Dorsomedial hypothalamic lesions at weaning and ovariectomy after maturity: Somatic and metabolic changes Academic Article uri icon

abstract

  • Weanling Sprague-Dawley rats received lesions in the dorsomedial hypothalamic nuclei or sham operations. Analysis of variance revealed a significant lesion-induced depression of body weight (BW) and food intake (FI). After sexual maturity, bilateral ovariectomy (OVX) and/or sham-ovariectomy (S-OVX) were performed in each of the above groups. OVX produced a significant increase in BW in both lesioned and non-lesioned rats without changes in food intake. Following DMN lesions efficiency of food utilization (EFU) was greater than normal and OVX caused a further significant increase, irrespective of hypothalamic manipulation. DMN lesions, as previously shown, were followed by a reduction in linear growth; subsequent OVX exerted a growth-promoting effect in both DMN-lesioned and sham-lesioned rats. However, OVX did not alter plasma growth hormone or insulin levels. When calculated on the basis of per gram tissue protein, DMN lesions significantly diminshed the incorporation of glucose into lipids of diaphragm and fat pad, but not of liver. DMN lesions had no effect on the incorporation of glucose into glycogen of diaphragm, fat pad or liver. OVX did not produce significant changes in lipogenesis from glucose or incorporation of glucose into glycogen in either sham-lesioned OVX or DMN-lesioned OVX rats. The data support the concept that increased weight gain following OVX can be attributed to factors other than increased food intake. They also support previous findings that DMN lesions lower the BW "settling point" (i.e., both lean body mass and fat commensurately). The data also suggest that the DMNL rat is responsive to various manipulations-in this case OVX-of the adipose tissue mass "settling point". © 1981.

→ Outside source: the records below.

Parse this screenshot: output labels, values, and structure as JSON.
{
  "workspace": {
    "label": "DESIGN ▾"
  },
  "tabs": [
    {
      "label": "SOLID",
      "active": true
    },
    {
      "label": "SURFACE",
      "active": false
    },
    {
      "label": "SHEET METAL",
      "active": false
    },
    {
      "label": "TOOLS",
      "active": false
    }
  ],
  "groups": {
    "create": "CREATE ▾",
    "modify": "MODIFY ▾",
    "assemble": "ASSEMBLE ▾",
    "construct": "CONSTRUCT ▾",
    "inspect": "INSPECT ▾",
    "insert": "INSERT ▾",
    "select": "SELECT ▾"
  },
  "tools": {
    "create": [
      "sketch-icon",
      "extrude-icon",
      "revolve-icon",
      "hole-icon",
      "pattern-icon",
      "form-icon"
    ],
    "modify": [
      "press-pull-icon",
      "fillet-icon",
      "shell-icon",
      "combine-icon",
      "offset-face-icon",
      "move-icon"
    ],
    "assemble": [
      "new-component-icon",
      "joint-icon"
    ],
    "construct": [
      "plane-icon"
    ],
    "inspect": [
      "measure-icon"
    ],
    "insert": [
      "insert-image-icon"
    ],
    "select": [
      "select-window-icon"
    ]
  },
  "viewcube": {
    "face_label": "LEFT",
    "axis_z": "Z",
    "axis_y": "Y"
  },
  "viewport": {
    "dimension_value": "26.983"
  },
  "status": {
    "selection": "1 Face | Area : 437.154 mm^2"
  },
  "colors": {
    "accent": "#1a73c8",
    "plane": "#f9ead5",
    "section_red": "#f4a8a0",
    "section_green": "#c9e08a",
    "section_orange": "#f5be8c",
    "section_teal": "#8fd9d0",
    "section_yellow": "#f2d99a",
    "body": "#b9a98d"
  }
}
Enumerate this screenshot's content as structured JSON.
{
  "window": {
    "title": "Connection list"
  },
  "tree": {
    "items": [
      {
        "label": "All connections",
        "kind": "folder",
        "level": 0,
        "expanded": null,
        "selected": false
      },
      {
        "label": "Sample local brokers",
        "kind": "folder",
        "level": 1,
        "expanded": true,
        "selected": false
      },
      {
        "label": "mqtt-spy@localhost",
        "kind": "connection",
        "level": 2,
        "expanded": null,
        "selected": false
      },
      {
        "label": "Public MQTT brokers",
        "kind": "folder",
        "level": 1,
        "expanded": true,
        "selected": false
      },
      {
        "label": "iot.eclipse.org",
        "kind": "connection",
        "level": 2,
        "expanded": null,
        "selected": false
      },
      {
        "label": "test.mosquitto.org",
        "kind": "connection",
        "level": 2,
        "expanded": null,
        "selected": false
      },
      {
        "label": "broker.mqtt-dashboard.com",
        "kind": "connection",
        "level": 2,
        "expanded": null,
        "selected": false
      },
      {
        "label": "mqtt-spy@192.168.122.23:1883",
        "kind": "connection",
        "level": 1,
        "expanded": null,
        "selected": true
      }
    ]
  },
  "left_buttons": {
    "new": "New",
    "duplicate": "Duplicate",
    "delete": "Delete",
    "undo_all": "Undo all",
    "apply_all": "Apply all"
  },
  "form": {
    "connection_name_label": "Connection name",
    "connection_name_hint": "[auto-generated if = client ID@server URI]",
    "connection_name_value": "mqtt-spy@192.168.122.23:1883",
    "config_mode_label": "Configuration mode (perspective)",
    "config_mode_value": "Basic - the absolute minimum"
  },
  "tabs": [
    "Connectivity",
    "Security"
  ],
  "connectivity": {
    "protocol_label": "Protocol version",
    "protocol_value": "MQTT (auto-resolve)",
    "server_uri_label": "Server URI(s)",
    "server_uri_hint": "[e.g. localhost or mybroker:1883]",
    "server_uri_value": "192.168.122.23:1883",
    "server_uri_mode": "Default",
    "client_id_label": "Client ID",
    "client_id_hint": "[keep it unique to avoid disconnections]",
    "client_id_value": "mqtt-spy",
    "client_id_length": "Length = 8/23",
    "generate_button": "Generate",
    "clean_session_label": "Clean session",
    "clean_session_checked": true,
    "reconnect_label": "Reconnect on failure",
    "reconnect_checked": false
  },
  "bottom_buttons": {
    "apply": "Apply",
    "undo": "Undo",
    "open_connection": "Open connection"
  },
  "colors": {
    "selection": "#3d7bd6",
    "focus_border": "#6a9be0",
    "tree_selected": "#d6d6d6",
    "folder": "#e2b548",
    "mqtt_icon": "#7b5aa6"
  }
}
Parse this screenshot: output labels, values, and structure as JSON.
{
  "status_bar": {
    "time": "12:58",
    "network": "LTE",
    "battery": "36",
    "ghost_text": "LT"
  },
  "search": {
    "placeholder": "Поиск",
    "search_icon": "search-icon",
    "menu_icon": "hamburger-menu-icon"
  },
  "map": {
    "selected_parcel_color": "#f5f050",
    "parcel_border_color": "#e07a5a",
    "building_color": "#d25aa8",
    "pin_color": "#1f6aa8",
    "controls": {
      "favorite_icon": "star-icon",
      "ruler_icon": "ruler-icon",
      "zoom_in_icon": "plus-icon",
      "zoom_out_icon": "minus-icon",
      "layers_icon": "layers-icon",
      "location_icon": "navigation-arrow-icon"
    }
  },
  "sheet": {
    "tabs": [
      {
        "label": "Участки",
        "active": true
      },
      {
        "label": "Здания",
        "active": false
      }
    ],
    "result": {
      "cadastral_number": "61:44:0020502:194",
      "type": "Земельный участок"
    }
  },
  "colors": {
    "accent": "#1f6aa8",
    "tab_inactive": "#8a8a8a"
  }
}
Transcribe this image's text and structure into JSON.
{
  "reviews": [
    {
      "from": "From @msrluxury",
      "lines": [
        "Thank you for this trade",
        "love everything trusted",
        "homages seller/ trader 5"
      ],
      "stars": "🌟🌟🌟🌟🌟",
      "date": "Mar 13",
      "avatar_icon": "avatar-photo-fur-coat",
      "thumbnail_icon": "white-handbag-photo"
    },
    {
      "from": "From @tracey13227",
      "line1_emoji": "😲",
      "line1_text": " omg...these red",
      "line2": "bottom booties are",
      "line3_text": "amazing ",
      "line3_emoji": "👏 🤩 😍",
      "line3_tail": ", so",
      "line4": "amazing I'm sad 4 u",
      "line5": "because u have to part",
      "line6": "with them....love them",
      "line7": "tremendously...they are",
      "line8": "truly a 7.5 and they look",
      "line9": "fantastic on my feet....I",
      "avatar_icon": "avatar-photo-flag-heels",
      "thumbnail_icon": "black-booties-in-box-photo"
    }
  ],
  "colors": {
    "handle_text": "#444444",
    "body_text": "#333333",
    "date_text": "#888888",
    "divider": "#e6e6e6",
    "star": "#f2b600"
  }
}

author list (cited authors)

  • Bernardis, L. L., Bellinger, L. L., Goldman, J. K., & MacKenzie, R.

citation count

  • 9

publication date

  • January 1981